In order to demonstrably satisfy hard real-time deadlines, a system must be predictable, and in particular the kernel must be predictable. In this paper we present and analyse a predictable kernel related to AORTA, a formal design language for hard real-time systems. The features of the kernel allow AORTA designs to be veriiably and semi-automatically(More)
AORTA is an implementable timed process algebra which has been proposed as a design language for hard real-time systems. In this paper we show how AORTA can be used to design and model timed protocols, illustrated by the alternating bit protocol. We also describe tools which have been developed for simulation, veriication and automatic implementation of(More)
This paper tackles the problem of using formal methods for practical real-time system development and ver-iication, and is based on a real example. Many formal methods for real-time systems have been proposed, but this technique (AORTA) is one of the few to address the issue of how formal designs are to be implemented. Earlier papers on AORTA have been(More)

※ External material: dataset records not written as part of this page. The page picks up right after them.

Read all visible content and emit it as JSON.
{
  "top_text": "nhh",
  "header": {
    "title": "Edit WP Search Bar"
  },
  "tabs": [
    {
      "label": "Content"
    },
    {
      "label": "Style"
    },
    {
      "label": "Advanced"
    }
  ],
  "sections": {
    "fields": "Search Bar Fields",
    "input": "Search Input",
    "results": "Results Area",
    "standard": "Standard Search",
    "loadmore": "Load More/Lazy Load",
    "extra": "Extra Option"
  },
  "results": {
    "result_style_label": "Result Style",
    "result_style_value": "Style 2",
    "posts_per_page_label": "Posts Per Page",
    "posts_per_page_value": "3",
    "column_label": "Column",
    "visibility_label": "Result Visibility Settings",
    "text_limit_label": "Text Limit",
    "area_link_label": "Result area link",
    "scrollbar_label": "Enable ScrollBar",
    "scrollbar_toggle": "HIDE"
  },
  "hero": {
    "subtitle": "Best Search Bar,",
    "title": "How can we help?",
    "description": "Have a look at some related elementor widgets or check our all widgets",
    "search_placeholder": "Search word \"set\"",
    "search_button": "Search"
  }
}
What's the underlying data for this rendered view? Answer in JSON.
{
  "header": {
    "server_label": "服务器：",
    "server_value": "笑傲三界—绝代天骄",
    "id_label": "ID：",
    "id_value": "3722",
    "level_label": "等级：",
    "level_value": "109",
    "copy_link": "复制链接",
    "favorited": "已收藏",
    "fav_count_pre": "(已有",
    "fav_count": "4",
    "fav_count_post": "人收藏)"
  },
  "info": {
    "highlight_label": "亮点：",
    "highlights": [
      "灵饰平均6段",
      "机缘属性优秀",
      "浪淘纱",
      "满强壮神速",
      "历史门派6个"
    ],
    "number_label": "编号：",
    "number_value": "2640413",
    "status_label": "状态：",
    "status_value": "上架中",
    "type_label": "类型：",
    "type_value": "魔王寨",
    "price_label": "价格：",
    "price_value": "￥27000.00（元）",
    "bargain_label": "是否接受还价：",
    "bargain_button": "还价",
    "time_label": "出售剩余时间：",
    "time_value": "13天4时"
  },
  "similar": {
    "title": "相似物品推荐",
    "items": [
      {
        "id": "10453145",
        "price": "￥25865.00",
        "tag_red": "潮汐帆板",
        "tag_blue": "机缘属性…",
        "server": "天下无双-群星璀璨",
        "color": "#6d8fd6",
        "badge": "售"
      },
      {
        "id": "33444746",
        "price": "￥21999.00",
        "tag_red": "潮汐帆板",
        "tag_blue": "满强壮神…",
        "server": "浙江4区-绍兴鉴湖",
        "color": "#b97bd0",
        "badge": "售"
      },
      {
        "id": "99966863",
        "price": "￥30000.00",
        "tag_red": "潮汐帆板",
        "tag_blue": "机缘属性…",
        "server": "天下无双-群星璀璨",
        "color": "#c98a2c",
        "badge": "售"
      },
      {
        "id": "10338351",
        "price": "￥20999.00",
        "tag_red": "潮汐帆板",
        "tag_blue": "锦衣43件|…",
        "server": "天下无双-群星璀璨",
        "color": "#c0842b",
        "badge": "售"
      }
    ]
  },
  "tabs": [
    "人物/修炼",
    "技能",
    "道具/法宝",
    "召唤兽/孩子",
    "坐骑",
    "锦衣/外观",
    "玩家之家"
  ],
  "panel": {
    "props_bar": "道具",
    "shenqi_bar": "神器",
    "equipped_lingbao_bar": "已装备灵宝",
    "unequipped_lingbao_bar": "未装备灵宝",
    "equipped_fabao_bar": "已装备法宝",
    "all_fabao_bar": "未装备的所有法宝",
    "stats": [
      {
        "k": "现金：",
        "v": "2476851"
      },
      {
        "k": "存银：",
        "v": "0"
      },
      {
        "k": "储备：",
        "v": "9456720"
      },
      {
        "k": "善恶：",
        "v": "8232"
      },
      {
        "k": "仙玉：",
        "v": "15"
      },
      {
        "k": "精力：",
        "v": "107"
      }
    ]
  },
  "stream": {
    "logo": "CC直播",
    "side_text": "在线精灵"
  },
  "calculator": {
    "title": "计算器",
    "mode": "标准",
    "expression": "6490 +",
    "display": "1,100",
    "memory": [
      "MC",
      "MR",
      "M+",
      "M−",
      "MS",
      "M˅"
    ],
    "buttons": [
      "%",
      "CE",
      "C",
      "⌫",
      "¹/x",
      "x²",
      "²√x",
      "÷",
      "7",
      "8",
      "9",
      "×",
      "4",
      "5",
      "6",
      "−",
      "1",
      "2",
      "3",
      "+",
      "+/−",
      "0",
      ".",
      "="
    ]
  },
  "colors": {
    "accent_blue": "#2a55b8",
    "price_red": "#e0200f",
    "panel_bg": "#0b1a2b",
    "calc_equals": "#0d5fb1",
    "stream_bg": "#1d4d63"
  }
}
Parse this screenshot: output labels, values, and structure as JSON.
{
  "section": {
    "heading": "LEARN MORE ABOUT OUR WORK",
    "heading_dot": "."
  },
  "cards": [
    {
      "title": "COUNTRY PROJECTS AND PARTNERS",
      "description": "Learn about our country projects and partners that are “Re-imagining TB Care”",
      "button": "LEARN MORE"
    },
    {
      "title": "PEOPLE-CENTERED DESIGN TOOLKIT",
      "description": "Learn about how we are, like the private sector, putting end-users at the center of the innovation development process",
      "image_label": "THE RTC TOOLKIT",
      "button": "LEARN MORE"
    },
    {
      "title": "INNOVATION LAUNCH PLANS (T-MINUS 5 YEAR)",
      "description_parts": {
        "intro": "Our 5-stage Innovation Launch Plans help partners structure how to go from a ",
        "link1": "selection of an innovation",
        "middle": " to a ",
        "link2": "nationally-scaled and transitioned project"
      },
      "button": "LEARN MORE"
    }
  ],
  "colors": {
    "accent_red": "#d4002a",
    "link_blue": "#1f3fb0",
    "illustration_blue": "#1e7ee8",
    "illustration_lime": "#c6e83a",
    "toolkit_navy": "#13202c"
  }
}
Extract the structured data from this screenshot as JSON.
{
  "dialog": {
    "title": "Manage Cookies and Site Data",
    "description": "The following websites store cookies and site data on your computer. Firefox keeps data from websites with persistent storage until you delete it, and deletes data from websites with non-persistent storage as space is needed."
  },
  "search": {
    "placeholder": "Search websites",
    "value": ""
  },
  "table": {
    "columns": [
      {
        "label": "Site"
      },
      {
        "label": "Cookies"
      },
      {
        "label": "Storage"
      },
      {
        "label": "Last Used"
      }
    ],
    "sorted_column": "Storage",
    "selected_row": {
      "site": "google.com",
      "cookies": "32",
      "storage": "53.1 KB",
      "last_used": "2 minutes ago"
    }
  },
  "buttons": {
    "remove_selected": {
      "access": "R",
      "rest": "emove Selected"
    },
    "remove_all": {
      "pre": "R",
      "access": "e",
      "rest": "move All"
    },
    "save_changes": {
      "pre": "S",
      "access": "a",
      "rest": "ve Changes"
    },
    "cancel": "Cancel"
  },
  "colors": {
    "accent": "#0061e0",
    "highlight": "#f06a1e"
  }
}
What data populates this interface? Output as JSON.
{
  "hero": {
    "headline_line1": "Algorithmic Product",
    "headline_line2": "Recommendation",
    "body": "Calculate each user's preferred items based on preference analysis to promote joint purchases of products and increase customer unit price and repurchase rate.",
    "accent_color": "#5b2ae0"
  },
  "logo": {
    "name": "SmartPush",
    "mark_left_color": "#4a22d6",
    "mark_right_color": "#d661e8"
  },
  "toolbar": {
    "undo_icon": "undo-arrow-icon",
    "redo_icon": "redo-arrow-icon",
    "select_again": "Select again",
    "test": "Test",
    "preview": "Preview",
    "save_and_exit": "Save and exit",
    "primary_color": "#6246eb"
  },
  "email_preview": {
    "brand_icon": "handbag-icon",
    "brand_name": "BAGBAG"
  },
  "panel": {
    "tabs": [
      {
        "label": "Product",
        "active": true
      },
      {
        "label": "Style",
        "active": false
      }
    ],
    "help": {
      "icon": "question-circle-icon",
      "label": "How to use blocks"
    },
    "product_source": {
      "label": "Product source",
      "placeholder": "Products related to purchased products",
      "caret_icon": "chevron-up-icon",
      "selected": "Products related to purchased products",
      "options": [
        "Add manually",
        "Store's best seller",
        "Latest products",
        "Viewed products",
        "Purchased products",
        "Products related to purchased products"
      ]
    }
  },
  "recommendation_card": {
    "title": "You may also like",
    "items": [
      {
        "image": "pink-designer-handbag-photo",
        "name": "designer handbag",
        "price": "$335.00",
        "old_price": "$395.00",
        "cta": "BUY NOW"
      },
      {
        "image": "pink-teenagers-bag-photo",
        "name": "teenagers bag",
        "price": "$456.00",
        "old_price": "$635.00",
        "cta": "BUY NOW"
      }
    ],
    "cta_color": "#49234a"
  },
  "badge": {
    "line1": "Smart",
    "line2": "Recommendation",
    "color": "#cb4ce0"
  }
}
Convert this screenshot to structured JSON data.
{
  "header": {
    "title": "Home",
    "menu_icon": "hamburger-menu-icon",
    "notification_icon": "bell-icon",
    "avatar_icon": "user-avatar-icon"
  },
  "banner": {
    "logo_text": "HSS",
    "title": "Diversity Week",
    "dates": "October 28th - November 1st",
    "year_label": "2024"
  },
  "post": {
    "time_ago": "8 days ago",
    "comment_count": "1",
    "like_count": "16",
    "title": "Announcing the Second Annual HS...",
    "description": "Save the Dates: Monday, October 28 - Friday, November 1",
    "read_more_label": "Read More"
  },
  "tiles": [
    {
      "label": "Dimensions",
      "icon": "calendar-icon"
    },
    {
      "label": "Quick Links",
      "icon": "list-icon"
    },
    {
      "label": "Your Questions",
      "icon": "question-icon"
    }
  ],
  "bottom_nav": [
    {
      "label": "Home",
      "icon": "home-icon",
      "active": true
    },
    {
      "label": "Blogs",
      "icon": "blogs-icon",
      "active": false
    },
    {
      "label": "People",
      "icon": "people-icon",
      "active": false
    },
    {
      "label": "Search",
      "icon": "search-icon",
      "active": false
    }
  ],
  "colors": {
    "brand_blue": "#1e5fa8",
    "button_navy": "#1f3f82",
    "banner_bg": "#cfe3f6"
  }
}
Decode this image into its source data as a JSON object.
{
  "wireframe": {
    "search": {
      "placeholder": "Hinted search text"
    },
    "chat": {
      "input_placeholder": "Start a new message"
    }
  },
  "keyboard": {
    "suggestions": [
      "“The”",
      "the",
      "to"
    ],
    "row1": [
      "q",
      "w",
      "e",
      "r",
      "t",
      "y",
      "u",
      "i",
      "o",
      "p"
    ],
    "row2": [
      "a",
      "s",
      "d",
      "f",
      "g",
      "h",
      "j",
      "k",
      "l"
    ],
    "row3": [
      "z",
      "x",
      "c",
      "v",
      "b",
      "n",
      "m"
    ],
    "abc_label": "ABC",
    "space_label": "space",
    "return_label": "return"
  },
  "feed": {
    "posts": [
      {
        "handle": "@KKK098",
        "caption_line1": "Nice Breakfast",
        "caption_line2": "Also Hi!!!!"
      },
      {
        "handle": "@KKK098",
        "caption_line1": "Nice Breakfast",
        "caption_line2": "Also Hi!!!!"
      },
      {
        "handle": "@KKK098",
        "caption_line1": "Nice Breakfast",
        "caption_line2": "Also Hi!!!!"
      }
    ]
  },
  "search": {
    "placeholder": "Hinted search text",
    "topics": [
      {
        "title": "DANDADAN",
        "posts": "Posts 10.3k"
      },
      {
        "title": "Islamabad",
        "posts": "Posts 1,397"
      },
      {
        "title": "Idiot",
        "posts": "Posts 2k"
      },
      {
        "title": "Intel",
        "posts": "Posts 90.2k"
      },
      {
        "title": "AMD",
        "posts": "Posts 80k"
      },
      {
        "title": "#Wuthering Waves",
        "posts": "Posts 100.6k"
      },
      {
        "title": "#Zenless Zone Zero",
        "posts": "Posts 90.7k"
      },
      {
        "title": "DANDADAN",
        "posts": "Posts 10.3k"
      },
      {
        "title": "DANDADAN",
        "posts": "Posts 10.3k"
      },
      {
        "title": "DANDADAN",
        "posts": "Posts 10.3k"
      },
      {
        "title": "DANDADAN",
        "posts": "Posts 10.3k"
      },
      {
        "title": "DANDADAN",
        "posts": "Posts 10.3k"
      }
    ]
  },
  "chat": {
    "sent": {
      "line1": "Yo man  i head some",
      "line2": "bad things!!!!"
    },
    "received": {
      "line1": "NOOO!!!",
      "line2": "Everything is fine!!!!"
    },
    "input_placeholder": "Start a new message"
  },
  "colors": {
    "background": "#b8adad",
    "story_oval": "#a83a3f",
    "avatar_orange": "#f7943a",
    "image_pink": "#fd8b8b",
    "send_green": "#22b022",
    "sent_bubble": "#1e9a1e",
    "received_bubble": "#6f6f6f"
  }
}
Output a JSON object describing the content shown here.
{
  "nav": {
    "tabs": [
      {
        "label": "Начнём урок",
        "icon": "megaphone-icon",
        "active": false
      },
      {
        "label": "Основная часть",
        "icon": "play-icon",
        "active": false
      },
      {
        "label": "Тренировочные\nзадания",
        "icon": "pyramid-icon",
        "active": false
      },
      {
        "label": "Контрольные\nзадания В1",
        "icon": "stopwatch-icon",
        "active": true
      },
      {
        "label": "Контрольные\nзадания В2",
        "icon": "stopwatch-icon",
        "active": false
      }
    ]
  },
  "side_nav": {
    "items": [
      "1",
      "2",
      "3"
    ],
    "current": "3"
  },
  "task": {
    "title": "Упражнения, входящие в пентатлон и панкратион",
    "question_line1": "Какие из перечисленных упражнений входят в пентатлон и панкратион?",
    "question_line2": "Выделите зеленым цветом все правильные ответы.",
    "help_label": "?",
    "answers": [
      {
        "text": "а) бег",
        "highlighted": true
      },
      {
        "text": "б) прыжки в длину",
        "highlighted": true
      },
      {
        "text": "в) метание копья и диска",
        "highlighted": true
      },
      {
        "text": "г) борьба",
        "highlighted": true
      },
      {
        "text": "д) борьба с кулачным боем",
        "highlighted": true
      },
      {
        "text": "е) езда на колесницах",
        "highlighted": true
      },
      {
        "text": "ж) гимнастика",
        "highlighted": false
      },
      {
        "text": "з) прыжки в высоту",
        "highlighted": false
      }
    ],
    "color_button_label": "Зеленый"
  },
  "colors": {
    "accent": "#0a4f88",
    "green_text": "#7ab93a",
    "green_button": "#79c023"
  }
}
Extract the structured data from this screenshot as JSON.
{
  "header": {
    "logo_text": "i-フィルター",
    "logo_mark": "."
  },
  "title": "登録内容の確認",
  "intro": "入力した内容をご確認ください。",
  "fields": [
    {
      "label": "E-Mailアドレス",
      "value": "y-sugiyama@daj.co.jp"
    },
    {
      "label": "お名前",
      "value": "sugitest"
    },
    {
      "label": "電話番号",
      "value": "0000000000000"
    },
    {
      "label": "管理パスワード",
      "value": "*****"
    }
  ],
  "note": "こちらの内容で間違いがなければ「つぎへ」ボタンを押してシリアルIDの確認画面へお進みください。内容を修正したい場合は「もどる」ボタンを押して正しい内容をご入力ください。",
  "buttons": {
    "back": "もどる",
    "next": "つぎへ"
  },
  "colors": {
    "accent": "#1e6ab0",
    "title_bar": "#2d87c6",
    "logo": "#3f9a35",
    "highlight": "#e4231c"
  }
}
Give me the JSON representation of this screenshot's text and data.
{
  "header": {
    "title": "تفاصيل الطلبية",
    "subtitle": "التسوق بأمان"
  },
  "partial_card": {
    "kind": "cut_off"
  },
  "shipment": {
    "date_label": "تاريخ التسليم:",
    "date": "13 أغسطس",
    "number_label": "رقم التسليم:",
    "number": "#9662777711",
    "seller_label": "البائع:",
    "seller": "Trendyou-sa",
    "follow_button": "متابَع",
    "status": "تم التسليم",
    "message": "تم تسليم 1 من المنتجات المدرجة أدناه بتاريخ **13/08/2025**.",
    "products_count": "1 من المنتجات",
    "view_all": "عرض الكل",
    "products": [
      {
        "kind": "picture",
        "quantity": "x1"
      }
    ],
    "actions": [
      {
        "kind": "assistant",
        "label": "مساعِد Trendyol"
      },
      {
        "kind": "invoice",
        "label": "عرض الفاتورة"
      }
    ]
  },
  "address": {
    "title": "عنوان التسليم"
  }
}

BACKGROUND Cardiac troponin assays have improved the ability to detect myocardial damage. However, ascertaining whether troponin elevation is due to myocardial infarction (MI) or secondary to another process can be challenging. Our aim is to evaluate provider-level variation in the diagnosis of MI and the use of invasive coronary angiography (ICA) among(More)
The latest planners and schedulers allow expressive domain modelling and problem definition, particularly with respect to the inclusion of constrained resource usage and inter-task dependencies. This increased complexity removes the ability to guarantee schedulability of a problem at run-time.In hard real-time systems, where 'hard' emphasizes the critical(More)